• **WHAT IS REQUIRED**
Find the word "true" in the data, then copy each line where it is found.

• **GIVEN RECORDS**
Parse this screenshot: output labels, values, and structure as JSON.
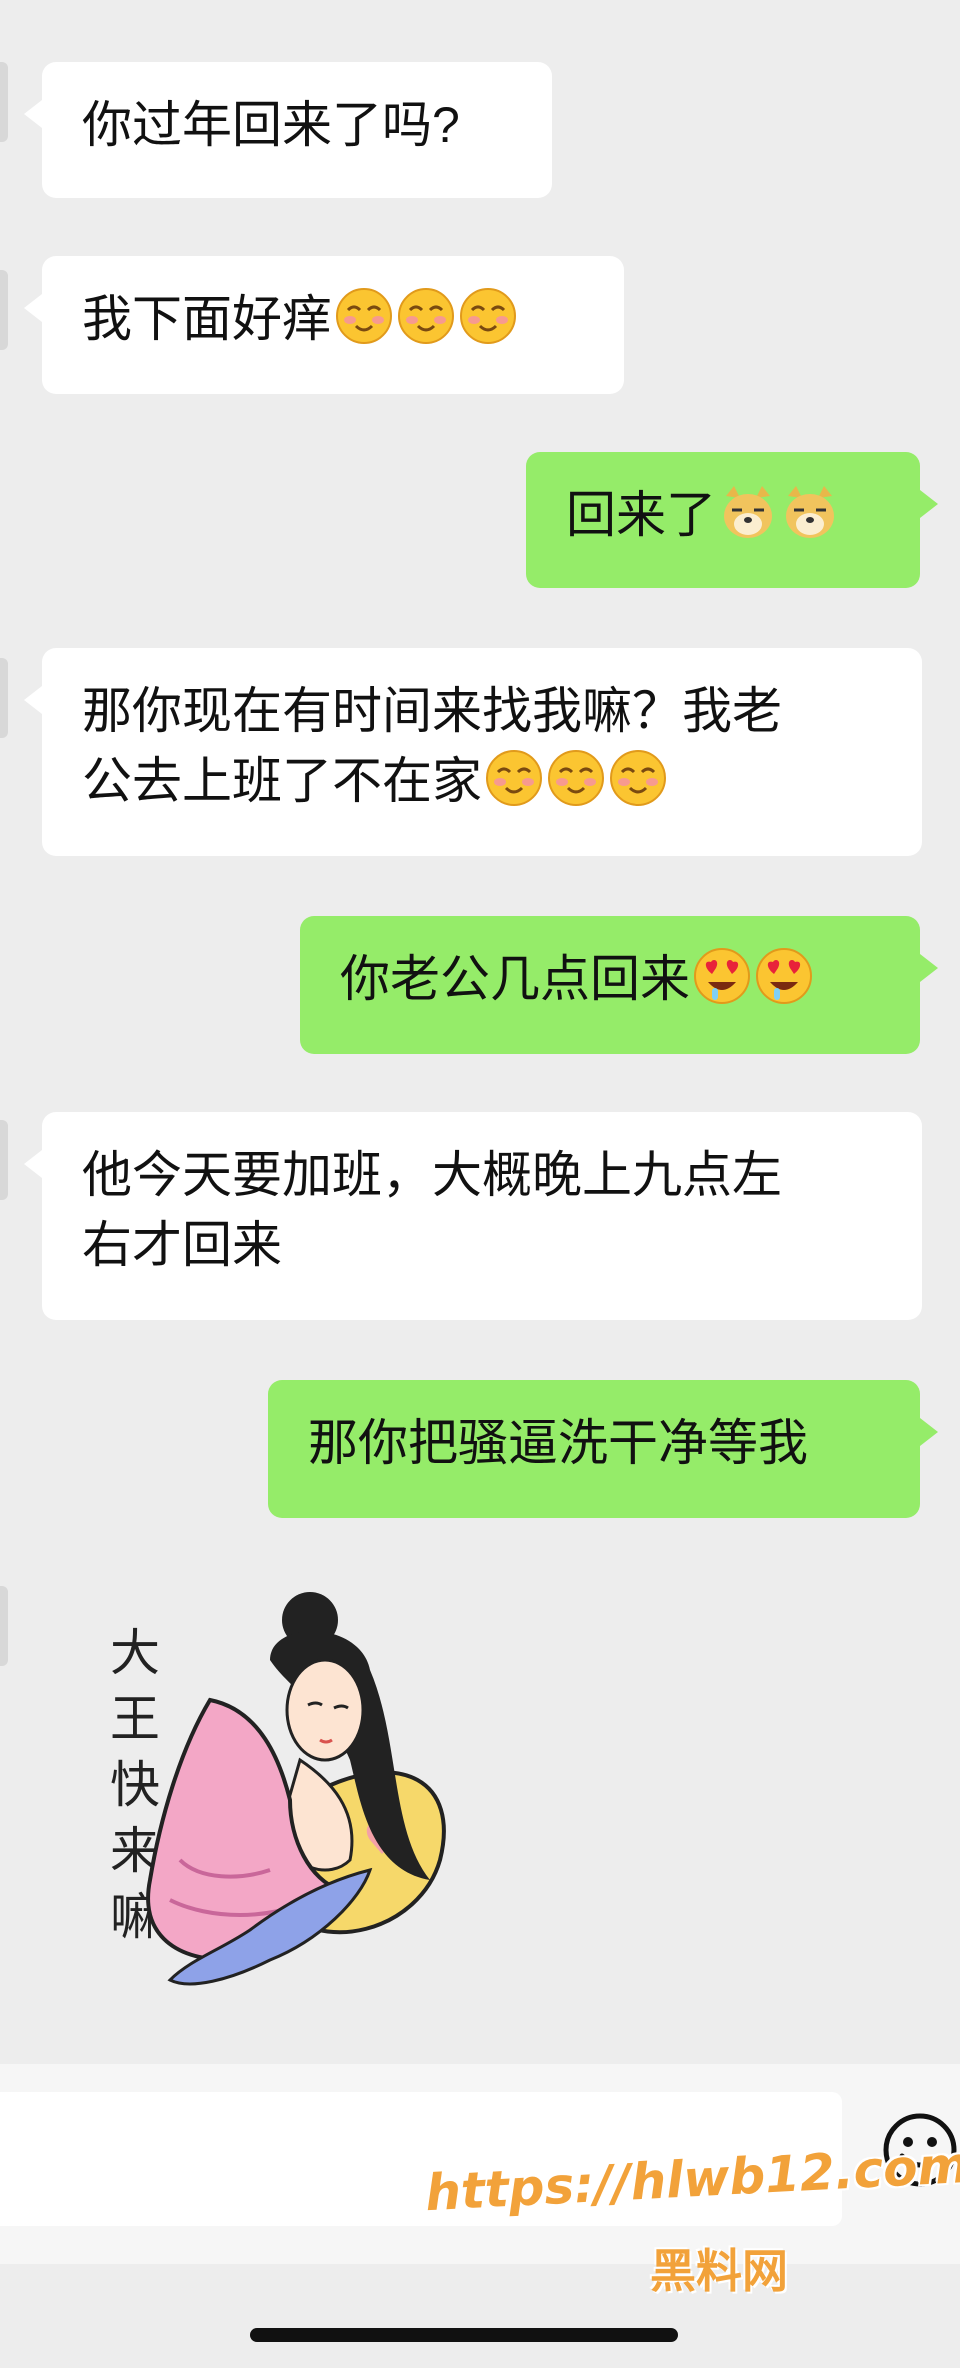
{
  "messages": [
    {
      "side": "in",
      "text": "你过年回来了吗?",
      "emojis": []
    },
    {
      "side": "in",
      "text": "我下面好痒",
      "emojis": [
        "blush-smile",
        "blush-smile",
        "blush-smile"
      ]
    },
    {
      "side": "out",
      "text": "回来了",
      "emojis": [
        "doge",
        "doge"
      ]
    },
    {
      "side": "in",
      "text": "那你现在有时间来找我嘛？我老",
      "text2": "公去上班了不在家",
      "emojis": [
        "blush-smile",
        "blush-smile",
        "blush-smile"
      ]
    },
    {
      "side": "out",
      "text": "你老公几点回来",
      "emojis": [
        "heart-eyes",
        "heart-eyes"
      ]
    },
    {
      "side": "in",
      "text": "他今天要加班，大概晚上九点左",
      "text2": "右才回来",
      "emojis": []
    },
    {
      "side": "out",
      "text": "那你把骚逼洗干净等我",
      "emojis": []
    }
  ],
  "sticker": {
    "text_lines": [
      "大",
      "王",
      "快",
      "来",
      "嘛"
    ],
    "icon": "cartoon-girl-sticker"
  },
  "input": {
    "value": "",
    "placeholder": ""
  },
  "emoji_button_icon": "smiley-icon",
  "watermark": {
    "url": "https://hlwb12.com",
    "name": "黑料网"
  },
  "colors": {
    "background": "#ededed",
    "incoming": "#ffffff",
    "outgoing": "#95ec69",
    "watermark": "#f2a23a"
  }
}
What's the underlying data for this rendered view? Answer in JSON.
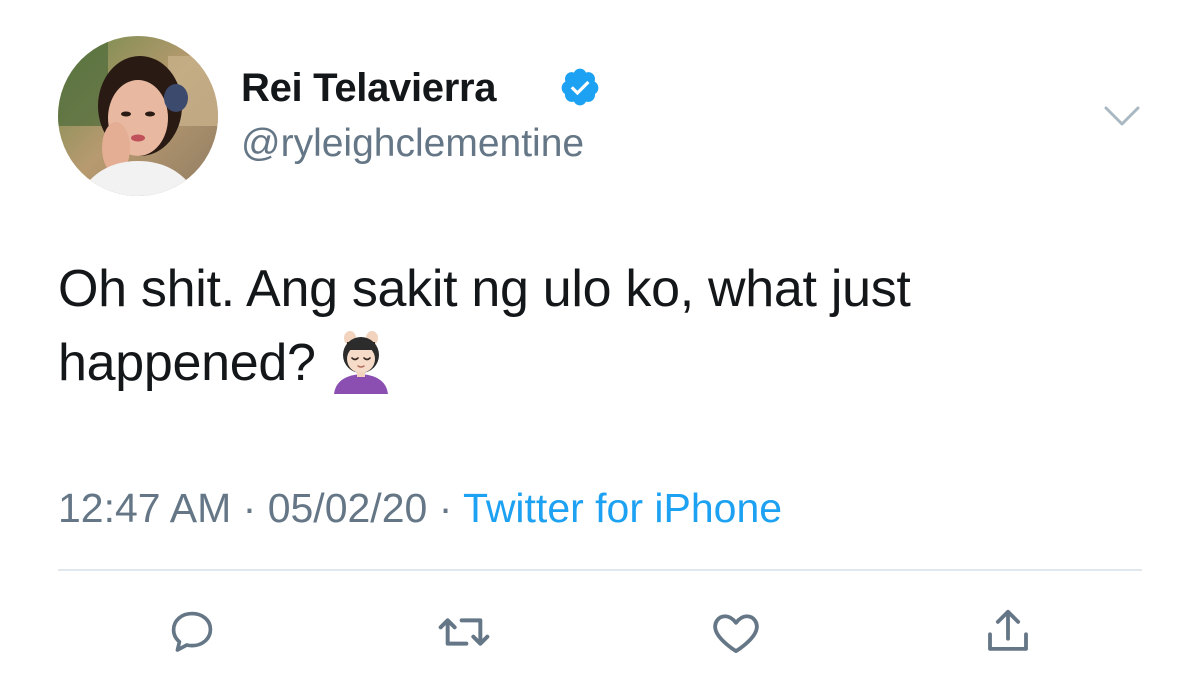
{
  "tweet": {
    "display_name": "Rei Telavierra",
    "handle": "@ryleighclementine",
    "verified": true,
    "text": "Oh shit. Ang sakit ng ulo ko, what just happened?",
    "emoji": "head-massage-emoji",
    "time": "12:47 AM",
    "date": "05/02/20",
    "separator": "·",
    "source": "Twitter for iPhone"
  },
  "icons": {
    "verified": "verified-badge-icon",
    "more": "chevron-down-icon",
    "reply": "reply-icon",
    "retweet": "retweet-icon",
    "like": "heart-icon",
    "share": "share-icon"
  },
  "colors": {
    "text": "#14171a",
    "secondary": "#657786",
    "accent": "#1da1f2",
    "divider": "#e1e8ed"
  }
}
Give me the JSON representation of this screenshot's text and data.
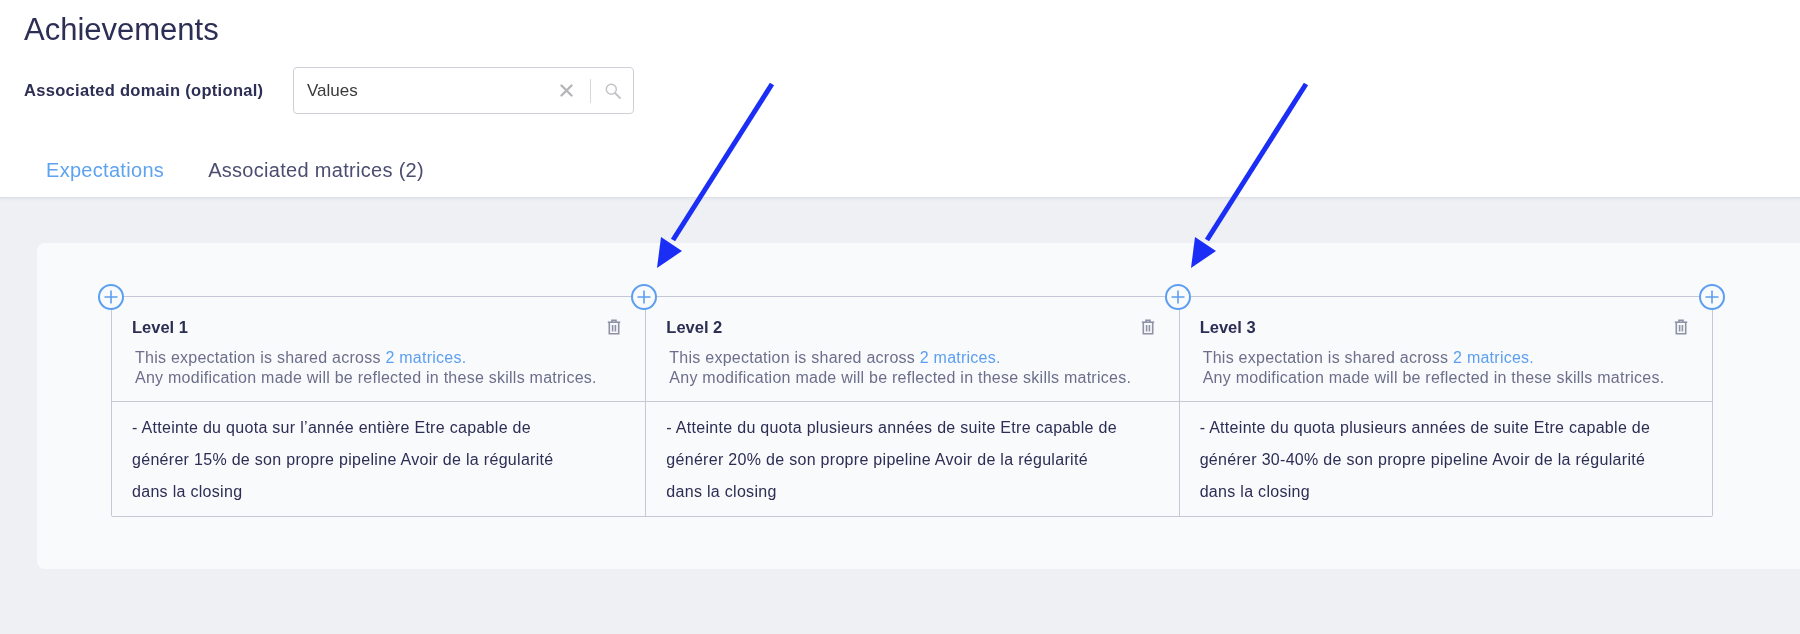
{
  "page": {
    "title": "Achievements"
  },
  "domain_field": {
    "label": "Associated domain (optional)",
    "value": "Values"
  },
  "tabs": [
    {
      "label": "Expectations",
      "selected": true
    },
    {
      "label": "Associated matrices (2)",
      "selected": false
    }
  ],
  "insert_buttons": [
    {
      "annotated": false
    },
    {
      "annotated": true
    },
    {
      "annotated": true
    },
    {
      "annotated": false
    }
  ],
  "levels": [
    {
      "title": "Level 1",
      "shared_text": "This expectation is shared across",
      "shared_link": "2 matrices.",
      "warning": "Any modification made will be reflected in these skills matrices.",
      "description": "- Atteinte du quota sur l’année entière Etre capable de générer 15% de son propre pipeline Avoir de la régularité dans la closing"
    },
    {
      "title": "Level 2",
      "shared_text": "This expectation is shared across",
      "shared_link": "2 matrices.",
      "warning": "Any modification made will be reflected in these skills matrices.",
      "description": "- Atteinte du quota plusieurs années de suite Etre capable de générer 20% de son propre pipeline Avoir de la régularité dans la closing"
    },
    {
      "title": "Level 3",
      "shared_text": "This expectation is shared across",
      "shared_link": "2 matrices.",
      "warning": "Any modification made will be reflected in these skills matrices.",
      "description": "- Atteinte du quota plusieurs années de suite Etre capable de générer 30-40% de son propre pipeline Avoir de la régularité dans la closing"
    }
  ]
}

• **ANSWER TO THIS PROBLEM**
    "verified": true,
      "selected": true
      "annotated": true
      "annotated": true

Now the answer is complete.